Norwich Astronomical Society was founded in 1945 by six men who met regularly to discuss their hobby and wanted to formalise their interest in astronomy. As the society developed, meeting regularly, it gained more new members so that it needed to build its own observatory and this was first located on Daniels Road, Norwich. With the impact of light pollution the society moved to a location on Colney Lane, on the southern edge of the city. The society was situated there for over 20 years and continued to develop its observing facilities. When plans were drawn showing that the new Norfolk & Norwich University Hospital was to be its next door neighbour NAS had to find a new location not affected by the increasing light pollution and found a site at Seething in South Norfolk and we have been there since 1994. This is in a dark skies location and on a good night you can see the arm of the Milky Way and many deep space objects.
Norwich Astronomical Society sit on a 2 acre site which it has developed and currently consists of a clubhouse and cabin; 2 viewing domes, Herschel and Genesis; two run-off observatories for astrophotography; sixteen telescope pads, 10 of them with electrical power and a small collection of telescopes available to NAS members. The Society has also developed the landscape of the site for local wildlife. The observatory facilities take up 1 acre of the site whilst the other half has been left as a managed wildlife area giving the site a County Wildlife status. Even the pond has a known history dating back over a 100 years.
The Seething site was once part of a large World War II airfield. Seething Airfield started construction in 1942/43. It was one of the first Norfolk airfields that as built specifically for the American 8th Air Force, used by the 448th bomb group who flew Consolidated B24 Liberators. Their first mission was 2/12/1943.
NAS has a membership averaging 150 and regularly meet on Fridays for club night with members staying to the small hours of the morning. We are a friendly, welcoming group. On good nights you will find members spending their time looking through telescopes or imaging and when it is cloudy you will find us in the clubhouse where we shared images, play pool or sit in groups chatting. We don’t spend all our time talking about astronomy but you are quite welcome to if you wish. We have a great club atmosphere and you would be most welcome to visit us on a club night and chat over a cuppa. Becoming a member allows you to fully use the observational facilities at the society, the extensive library, attend members’ talks and develop skills and knowledge from the breadth of experience from other knowledgeable members.

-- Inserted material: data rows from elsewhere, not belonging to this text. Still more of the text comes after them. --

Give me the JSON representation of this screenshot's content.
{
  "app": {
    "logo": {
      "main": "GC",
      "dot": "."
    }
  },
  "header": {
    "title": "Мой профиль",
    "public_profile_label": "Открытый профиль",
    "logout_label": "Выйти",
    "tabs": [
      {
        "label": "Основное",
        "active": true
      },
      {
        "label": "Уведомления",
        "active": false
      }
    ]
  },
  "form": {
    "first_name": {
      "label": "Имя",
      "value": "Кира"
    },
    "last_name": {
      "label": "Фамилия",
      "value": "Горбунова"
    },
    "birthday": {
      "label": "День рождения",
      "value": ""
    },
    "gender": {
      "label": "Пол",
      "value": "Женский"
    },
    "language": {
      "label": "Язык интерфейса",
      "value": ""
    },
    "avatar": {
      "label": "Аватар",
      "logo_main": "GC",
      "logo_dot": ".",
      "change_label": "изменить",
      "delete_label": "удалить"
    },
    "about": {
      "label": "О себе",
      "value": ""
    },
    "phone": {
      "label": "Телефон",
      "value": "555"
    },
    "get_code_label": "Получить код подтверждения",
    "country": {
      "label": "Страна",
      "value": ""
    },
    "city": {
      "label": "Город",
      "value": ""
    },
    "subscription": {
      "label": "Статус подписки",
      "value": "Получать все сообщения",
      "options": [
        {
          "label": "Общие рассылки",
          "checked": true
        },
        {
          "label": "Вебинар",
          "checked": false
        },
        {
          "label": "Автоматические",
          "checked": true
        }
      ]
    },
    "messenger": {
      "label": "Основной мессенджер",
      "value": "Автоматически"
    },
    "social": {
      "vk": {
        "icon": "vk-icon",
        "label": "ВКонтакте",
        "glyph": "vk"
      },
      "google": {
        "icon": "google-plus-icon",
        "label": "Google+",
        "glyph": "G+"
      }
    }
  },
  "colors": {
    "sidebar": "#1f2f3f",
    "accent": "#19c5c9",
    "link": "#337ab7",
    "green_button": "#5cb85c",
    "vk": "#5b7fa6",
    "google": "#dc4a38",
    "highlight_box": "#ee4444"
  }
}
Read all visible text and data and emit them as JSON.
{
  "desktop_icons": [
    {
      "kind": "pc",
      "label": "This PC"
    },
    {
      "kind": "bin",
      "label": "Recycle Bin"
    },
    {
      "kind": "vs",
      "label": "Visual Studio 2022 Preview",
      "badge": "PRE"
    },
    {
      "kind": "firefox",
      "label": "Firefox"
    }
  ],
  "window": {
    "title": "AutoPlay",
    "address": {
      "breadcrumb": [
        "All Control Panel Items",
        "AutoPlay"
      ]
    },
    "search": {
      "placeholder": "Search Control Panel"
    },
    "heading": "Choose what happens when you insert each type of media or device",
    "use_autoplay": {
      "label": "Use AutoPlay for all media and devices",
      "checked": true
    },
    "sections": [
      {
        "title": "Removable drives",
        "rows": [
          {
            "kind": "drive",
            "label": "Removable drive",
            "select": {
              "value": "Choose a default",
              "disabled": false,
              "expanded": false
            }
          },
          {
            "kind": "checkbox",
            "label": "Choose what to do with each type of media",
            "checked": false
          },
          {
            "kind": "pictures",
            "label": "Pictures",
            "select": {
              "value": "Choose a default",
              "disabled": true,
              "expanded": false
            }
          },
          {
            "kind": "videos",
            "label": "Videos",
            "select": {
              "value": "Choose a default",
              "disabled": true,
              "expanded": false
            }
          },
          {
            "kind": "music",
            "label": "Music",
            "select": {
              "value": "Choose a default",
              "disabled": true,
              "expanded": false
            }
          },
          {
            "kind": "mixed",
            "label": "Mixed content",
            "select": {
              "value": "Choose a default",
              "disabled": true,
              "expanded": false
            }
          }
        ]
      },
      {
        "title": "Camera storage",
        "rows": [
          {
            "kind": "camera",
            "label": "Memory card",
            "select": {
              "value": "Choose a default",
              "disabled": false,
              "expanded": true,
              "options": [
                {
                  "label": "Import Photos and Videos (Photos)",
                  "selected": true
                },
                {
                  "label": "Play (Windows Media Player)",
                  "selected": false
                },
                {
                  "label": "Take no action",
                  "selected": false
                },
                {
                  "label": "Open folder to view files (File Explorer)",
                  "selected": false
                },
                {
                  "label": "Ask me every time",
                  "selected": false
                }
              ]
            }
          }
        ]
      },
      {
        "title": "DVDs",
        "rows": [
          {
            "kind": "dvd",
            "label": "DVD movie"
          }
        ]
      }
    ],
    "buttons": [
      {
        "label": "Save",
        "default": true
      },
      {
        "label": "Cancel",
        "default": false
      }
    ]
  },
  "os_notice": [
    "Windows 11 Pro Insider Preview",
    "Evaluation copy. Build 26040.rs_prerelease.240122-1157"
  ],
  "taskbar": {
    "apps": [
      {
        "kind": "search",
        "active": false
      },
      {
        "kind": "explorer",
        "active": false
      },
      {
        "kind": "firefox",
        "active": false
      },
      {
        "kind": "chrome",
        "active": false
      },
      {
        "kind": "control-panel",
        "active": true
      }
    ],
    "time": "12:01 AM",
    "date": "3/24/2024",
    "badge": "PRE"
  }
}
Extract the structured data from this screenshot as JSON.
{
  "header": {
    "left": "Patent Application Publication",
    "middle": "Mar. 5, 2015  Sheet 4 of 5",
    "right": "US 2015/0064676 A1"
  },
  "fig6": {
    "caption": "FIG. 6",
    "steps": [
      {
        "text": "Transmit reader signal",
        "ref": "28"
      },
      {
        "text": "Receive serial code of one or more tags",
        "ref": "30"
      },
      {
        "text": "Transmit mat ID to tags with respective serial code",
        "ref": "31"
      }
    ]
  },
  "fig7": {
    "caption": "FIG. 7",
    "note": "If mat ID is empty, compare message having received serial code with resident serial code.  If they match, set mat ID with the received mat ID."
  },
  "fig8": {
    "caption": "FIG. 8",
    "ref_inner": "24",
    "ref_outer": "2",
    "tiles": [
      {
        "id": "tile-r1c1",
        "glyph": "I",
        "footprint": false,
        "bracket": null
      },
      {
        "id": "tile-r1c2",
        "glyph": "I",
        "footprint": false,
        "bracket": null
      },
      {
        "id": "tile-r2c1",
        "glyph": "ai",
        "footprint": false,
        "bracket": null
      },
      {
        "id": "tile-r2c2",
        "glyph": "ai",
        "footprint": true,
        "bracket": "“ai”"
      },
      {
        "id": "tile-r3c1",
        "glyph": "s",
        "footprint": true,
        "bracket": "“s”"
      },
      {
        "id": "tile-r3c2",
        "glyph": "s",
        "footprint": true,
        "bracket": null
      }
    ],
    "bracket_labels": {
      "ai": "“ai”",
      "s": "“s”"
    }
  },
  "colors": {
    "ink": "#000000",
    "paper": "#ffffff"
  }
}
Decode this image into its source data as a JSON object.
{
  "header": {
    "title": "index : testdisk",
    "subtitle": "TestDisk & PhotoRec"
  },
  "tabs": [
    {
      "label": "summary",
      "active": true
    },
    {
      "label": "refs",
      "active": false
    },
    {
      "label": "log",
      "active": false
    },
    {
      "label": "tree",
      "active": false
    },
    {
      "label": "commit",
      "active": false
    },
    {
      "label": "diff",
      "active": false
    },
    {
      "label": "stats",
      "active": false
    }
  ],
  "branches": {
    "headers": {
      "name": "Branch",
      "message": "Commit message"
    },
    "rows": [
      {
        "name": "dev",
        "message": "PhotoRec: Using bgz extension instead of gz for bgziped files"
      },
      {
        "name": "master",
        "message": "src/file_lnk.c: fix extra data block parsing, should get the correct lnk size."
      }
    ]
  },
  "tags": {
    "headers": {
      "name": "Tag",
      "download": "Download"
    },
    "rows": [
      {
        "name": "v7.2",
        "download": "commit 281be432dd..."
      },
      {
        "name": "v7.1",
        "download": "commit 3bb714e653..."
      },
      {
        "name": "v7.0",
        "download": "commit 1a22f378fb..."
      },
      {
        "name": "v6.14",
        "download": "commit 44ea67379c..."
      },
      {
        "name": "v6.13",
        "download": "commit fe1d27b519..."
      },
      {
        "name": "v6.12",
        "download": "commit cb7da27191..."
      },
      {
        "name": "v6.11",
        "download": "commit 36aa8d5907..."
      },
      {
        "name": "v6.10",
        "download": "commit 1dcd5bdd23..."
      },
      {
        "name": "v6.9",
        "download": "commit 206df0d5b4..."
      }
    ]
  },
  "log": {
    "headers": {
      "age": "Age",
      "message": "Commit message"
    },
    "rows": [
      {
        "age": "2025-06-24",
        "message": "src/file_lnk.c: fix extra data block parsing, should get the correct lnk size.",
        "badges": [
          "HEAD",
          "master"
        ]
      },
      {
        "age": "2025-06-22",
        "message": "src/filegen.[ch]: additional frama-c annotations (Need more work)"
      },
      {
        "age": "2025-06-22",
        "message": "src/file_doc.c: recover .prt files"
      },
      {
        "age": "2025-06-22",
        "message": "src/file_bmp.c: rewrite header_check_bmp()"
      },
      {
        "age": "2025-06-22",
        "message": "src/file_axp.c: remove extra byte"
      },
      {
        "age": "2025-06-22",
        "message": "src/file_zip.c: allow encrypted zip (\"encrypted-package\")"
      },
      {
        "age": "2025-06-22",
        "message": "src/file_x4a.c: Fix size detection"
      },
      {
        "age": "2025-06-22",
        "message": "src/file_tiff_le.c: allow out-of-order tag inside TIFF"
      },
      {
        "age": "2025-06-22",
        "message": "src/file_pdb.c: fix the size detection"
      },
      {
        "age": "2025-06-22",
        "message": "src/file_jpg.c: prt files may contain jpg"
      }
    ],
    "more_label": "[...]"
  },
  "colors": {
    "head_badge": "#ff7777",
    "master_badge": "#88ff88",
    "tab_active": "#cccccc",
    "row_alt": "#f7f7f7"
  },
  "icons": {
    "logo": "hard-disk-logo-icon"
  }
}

As a registered charity our aims and objectives are to promote and advance the public understanding of astronomy and to provide facilities for those wishing to study astronomy. We provide outreach by holding public nights, group visits and participating in activities that help promote astronomy. In doing this work we rely heavily on members to volunteer their help and without them we would not be the society we are today who meet weekly at great facilities with a great club atmosphere.